My Cotton Is Trying To Produce A 2nd Harvest

I bought some green heirloom cotton seeds from Southern Exposure seeds.  I have been growing a half dozen or so plants for a few years, just collecting the cotton for the time being. I planted the plants - this year from last year's seeds - in the spring and the cotton was ready to harvest by late summer.  I decided to just leave the plants in the ground after harvest.  I then noticed that the plants put on new leaves and then new buds.  I let them grow.  By late fall and cold weather, the Read more [...]

This Season’s Tomato & Pepper Seedlings

The Tomato and Pepper seedlings are coming along very well. I started the tomatoes and peppers in small seed starting plug trays - with between 72 and 128 cells in each flat. This works very well. I put at least 2 seeds in each hole, sometimes more if I think the pepper seeds won't germinate well. I had almost full pepper germination! I have a hard time just pinching off the extra seedling, so I end up pulling the plug out, separating the roots and replanting them in recycled plastic plant holders. Read more [...]
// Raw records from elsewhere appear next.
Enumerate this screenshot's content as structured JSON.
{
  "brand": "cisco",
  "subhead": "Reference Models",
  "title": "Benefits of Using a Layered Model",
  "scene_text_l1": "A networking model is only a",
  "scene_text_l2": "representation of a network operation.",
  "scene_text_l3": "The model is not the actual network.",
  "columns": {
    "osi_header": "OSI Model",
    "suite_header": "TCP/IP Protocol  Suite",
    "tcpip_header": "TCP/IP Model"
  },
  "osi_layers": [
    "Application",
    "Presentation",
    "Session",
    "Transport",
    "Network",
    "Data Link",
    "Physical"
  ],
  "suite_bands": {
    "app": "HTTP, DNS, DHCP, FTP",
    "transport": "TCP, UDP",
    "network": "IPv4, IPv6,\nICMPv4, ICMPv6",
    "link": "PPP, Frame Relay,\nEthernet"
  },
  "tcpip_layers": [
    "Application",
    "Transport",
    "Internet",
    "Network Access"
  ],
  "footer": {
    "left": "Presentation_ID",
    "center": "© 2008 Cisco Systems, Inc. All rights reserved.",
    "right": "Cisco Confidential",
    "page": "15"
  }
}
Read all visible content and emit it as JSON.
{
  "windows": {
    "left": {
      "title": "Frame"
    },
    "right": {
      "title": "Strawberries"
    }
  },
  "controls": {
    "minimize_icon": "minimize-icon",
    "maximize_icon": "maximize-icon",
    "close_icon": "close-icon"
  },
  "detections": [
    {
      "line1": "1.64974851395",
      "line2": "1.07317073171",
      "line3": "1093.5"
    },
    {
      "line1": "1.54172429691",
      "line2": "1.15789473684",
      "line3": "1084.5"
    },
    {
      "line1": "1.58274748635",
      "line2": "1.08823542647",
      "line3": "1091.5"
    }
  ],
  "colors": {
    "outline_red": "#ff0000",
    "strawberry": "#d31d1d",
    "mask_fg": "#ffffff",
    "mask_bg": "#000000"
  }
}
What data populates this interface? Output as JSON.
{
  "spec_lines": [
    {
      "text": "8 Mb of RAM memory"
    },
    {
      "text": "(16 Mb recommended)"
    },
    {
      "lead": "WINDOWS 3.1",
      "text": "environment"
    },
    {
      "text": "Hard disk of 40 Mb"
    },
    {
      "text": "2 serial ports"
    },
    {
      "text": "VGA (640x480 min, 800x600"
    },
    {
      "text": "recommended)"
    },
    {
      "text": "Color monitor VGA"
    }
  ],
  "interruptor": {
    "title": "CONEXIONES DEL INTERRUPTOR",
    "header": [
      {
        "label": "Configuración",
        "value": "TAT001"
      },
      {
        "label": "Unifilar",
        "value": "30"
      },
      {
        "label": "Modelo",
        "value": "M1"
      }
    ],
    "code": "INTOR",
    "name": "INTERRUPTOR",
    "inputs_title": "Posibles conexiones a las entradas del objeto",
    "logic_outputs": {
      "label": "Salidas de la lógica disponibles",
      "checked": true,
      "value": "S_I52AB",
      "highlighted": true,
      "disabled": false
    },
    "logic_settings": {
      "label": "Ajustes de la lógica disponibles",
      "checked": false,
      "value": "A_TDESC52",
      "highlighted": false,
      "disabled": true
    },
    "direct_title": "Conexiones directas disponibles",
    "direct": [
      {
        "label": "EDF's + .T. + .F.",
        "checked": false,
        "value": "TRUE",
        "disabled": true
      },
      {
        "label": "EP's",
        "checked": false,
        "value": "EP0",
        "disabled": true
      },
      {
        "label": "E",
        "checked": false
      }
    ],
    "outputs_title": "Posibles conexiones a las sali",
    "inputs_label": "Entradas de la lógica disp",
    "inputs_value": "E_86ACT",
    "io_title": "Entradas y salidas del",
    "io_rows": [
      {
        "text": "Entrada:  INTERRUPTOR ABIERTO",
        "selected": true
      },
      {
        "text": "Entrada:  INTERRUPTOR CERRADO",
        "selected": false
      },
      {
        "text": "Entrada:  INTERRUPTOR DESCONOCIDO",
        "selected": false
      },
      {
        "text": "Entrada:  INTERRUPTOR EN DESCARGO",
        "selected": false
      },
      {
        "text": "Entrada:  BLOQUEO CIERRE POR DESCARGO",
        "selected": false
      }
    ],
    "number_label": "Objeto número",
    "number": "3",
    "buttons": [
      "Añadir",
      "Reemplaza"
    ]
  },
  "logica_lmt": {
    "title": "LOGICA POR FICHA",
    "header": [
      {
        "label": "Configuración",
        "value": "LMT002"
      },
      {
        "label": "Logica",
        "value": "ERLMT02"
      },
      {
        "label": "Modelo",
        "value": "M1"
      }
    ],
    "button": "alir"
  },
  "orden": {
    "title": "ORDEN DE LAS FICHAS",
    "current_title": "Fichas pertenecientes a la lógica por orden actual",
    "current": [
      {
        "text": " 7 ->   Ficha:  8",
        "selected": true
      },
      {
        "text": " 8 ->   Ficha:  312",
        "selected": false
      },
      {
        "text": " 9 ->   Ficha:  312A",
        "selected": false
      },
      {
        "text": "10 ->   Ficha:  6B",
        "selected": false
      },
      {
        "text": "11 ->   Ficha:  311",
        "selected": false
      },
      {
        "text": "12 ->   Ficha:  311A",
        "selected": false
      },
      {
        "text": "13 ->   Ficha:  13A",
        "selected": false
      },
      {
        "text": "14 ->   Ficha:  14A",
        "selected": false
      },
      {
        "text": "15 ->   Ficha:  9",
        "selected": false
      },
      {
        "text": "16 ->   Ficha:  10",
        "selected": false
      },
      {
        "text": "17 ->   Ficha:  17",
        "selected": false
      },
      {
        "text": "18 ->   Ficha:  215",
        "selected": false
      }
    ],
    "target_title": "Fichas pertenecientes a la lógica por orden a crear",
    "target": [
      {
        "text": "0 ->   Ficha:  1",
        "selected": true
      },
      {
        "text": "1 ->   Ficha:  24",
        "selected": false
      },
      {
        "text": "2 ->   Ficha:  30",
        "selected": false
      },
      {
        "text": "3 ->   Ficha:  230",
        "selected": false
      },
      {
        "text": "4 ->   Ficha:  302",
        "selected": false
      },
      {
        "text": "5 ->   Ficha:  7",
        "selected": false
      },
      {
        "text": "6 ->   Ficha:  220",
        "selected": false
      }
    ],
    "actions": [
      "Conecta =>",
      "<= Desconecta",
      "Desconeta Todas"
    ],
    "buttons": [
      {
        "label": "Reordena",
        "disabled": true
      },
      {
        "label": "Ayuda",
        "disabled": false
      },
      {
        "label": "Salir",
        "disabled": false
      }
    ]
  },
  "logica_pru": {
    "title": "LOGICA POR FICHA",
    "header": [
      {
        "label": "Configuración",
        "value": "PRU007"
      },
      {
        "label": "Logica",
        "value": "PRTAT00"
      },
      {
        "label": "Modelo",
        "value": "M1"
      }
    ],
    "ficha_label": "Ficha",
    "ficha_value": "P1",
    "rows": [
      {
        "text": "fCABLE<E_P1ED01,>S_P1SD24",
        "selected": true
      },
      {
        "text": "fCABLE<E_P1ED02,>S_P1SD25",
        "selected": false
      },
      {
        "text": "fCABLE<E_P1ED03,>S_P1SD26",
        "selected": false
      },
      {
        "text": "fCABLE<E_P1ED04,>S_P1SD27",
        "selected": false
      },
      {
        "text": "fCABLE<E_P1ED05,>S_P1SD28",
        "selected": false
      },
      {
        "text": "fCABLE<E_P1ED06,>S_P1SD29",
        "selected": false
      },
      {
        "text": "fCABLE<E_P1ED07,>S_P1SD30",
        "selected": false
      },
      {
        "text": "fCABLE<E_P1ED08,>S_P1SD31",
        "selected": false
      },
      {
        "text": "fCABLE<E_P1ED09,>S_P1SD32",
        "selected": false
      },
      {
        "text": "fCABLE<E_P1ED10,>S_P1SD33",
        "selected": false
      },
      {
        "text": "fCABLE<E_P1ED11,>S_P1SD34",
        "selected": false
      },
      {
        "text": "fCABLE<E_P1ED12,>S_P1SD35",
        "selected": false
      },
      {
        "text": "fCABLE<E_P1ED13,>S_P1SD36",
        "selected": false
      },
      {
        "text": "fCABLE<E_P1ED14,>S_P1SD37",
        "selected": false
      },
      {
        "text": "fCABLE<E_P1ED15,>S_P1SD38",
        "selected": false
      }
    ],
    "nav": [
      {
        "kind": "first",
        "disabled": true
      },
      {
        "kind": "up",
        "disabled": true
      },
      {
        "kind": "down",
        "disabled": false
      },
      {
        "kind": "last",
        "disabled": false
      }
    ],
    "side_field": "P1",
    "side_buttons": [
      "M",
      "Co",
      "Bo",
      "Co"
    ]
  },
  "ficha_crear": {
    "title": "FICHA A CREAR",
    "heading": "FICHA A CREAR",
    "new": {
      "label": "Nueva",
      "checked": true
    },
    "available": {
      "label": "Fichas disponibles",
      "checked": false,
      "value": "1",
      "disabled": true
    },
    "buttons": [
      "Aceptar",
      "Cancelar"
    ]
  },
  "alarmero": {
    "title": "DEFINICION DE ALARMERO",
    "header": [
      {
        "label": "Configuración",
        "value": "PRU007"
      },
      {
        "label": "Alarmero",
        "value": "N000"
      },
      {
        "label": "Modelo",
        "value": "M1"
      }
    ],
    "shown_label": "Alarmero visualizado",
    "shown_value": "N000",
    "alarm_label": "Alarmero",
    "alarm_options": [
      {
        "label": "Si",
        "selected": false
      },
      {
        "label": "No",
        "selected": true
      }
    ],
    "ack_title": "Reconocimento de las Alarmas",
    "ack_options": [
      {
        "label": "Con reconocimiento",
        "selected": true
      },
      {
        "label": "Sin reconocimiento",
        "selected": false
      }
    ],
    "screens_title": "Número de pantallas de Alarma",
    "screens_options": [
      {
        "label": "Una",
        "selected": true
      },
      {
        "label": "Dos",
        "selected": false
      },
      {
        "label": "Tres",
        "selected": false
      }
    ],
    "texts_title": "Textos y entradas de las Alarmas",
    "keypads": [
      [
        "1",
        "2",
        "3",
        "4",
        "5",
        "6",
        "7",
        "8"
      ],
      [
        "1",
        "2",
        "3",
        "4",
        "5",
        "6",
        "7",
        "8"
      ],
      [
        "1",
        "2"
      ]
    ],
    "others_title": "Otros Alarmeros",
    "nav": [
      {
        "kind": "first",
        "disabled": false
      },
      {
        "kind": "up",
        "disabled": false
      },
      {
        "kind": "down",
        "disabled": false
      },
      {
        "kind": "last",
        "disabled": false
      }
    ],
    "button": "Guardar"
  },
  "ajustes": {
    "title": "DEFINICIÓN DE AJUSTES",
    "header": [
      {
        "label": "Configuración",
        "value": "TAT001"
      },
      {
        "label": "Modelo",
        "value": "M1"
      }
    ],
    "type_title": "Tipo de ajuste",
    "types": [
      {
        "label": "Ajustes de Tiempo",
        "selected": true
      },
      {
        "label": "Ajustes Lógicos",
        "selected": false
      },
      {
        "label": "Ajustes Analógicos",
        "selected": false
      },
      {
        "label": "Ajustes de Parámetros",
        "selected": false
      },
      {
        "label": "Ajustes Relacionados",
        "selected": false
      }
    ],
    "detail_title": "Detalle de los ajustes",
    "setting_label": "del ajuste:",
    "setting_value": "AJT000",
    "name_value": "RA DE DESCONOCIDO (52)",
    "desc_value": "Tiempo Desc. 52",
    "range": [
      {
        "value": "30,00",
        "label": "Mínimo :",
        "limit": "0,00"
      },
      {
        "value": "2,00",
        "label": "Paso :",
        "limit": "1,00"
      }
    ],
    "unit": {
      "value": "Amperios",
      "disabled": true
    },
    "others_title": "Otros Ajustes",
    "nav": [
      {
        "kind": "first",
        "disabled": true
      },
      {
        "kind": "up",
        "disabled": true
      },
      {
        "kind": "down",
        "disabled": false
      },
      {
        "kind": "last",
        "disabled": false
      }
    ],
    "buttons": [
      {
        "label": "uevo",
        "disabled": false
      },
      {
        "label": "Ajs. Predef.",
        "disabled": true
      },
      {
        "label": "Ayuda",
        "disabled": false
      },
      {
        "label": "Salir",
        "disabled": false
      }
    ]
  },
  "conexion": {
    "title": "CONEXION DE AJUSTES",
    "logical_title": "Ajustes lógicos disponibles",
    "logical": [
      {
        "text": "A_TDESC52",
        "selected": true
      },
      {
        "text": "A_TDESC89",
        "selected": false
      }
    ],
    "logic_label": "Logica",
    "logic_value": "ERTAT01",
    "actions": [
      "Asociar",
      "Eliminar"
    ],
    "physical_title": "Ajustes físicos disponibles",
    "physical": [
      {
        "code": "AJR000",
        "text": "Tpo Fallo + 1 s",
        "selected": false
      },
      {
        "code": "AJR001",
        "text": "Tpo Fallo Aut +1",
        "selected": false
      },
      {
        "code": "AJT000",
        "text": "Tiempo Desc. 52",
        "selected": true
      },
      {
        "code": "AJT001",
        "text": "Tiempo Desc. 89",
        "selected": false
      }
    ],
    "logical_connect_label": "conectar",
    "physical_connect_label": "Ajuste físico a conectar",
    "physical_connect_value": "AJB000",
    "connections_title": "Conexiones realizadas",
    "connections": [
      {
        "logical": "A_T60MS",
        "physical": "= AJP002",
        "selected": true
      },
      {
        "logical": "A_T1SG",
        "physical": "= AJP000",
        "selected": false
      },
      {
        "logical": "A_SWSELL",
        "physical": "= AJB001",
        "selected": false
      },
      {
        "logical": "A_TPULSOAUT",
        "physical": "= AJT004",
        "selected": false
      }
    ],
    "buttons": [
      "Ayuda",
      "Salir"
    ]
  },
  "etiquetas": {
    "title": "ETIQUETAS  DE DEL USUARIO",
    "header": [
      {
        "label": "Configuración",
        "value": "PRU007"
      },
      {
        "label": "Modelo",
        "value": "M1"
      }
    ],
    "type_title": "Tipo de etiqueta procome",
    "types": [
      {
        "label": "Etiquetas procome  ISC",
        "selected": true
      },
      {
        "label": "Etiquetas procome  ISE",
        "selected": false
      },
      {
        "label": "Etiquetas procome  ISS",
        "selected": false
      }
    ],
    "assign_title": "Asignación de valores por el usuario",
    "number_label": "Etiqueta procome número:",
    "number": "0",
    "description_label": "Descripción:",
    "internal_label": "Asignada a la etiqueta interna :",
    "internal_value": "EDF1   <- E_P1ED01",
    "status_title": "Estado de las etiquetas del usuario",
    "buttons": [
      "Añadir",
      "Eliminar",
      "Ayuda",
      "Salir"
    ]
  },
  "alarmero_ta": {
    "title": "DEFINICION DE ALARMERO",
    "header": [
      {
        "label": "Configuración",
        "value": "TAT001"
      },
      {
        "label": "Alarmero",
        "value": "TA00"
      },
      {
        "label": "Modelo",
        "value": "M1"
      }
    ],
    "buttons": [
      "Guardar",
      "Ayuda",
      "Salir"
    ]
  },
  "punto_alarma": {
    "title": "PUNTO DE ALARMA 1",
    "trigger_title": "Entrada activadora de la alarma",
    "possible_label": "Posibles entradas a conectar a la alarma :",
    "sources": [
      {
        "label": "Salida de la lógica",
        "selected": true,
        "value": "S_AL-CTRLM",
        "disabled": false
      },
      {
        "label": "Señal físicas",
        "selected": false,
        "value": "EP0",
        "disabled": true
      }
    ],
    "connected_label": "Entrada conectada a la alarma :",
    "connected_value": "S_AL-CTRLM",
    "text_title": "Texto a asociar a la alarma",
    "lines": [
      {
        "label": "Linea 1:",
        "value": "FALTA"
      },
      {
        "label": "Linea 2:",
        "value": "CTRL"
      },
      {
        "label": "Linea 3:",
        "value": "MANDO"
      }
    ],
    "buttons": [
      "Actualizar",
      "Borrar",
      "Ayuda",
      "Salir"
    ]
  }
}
Some Cabbage Heads, Some Cabbage Bolts

It must be the crazy winters down south.  The temperature variations must throw the cabbage plants off.  This past winter started out with an early frozen blast, then was mild for most of the winter and then ended in another frozen blast. I get my thrills starting my cabbages and broccoli from seed.  Due to lack of garden space, I planted these in the tomato bed after the toms died out for the summer.  Both of these are early cabbages.  I would like to grow late cabbage, but it takes an additional Read more [...]

Buckeyes!

Today, when walking to the mail box, I saw them - six of them - clustered together under what I thought was a Firecracker plant next to the driveway. Doing a bit of research I found that the Firecracker plant and the buckeye are the SAME plant. These are large seeds - a bit larger than a whole walnut.  The buckeye at the top looks like it has already started t germinate.  In the top right is a part of the outer shell that holds 2 or 3 of these buckeyes together in their pod.  They reportedly Read more [...]

Late Season Bean Planting

After trying to get over the failure of my spring garden, probably due to Dow Agriscience's poison aminopyralid, I have decided to replant some quick growers for the second half of our growing season here in Texas.  This bed is scheduled to have broccoli, cabbage and greens this fall.  However, since these crops won't be planted for at least 6 to 8 weeks, I am going to try to get a quick crop of beans. So far, the beans look OK.  I think that maybe most of the poison aminopyralid may have degraded Read more [...]

A Few Peppers From A Lousy Harvest Complements of Dow Agriscience

Thanks to Dow's wonderful poison called aminopyralid, all of my pepper plants were deformed and stunted and most of them died.  A very few recovered enough to produce a few little peppers.  Here are some of that very few: (That lime isn't part of the harvest - it's part of the home made salsa!!)  By this time in the season, I should have 5 gallon pails full of peppers.  Ha, not this year.  Thanks Dow!  By the way, their rep never got back with me.  Gave me a song and dance like dow really Read more [...]

Three Types Of Cucumbers This Season

I have grown 3 types of cucumbers this spring.  The 3 shorties on the left are Little Muncher/Ferry Morse from a store rack.  The next 2 are Tasty Green hybrid from Twilley Seeds.  The 2 on the right are Heirloom Japanese Long Soyu. I don't like Marketmore type cukes - I prefer English type cukes.  Thus these 3 varieties do not have that bitter jelly like filling around the seeds like the standard Marketmore cukes do. Read more [...]

Second Year Gogi Berry Lookin’ Good

Last year, this Gogi berry was so small it would have gotten lost in the big out of doors. These little purple flowers are on the original branches - this is their 2nd year.  Maybe they will mature to berries.  On the left side of the pic are a number of new shoots that popped up from the soil this year.  I potted it up to a bigger pot this spring.  I will be trying to find a special place for it around the garden area and might be ready to put it in the ground next spring. The plant is less Read more [...]